WHAT THE TASK ASKS:
The lines needed are those below that contain the word "image"; copy each one.

(DATA TO EXAMINE begins)

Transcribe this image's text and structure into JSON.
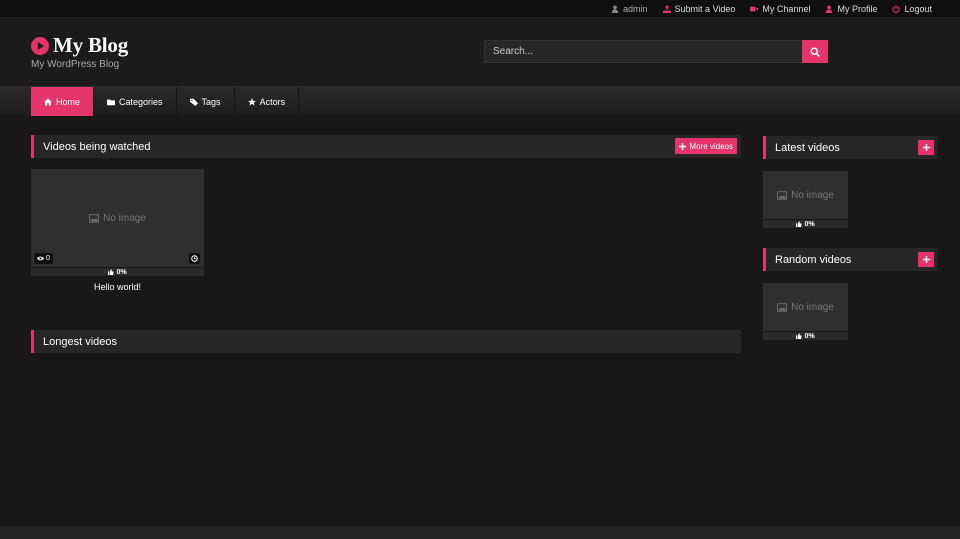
{
  "colors": {
    "accent": "#e5336b",
    "background": "#181818",
    "header": "#1b1b1b"
  },
  "topbar": {
    "links": [
      {
        "label": "admin",
        "icon": "user-icon"
      },
      {
        "label": "Submit a Video",
        "icon": "upload-icon"
      },
      {
        "label": "My Channel",
        "icon": "video-camera-icon"
      },
      {
        "label": "My Profile",
        "icon": "user-icon"
      },
      {
        "label": "Logout",
        "icon": "power-icon"
      }
    ]
  },
  "header": {
    "site_title": "My Blog",
    "tagline": "My WordPress Blog",
    "logo_icon": "play-circle-icon"
  },
  "search": {
    "placeholder": "Search...",
    "icon": "search-icon"
  },
  "nav": {
    "items": [
      {
        "label": "Home",
        "icon": "home-icon",
        "active": true
      },
      {
        "label": "Categories",
        "icon": "folder-icon"
      },
      {
        "label": "Tags",
        "icon": "tags-icon"
      },
      {
        "label": "Actors",
        "icon": "star-icon"
      }
    ]
  },
  "main": {
    "watched": {
      "title": "Videos being watched",
      "more_label": "More videos",
      "videos": [
        {
          "title": "Hello world!",
          "thumb_text": "No image",
          "views": "0",
          "rating": "0%"
        }
      ]
    },
    "longest": {
      "title": "Longest videos"
    }
  },
  "sidebar": {
    "latest": {
      "title": "Latest videos",
      "thumb_text": "No image",
      "rating": "0%"
    },
    "random": {
      "title": "Random videos",
      "thumb_text": "No image",
      "rating": "0%"
    }
  }
}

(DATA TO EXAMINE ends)

ANSWER FOR THE TASK:
Transcribe this image's text and structure into JSON.
          "thumb_text": "No image",
      "thumb_text": "No image",
      "thumb_text": "No image",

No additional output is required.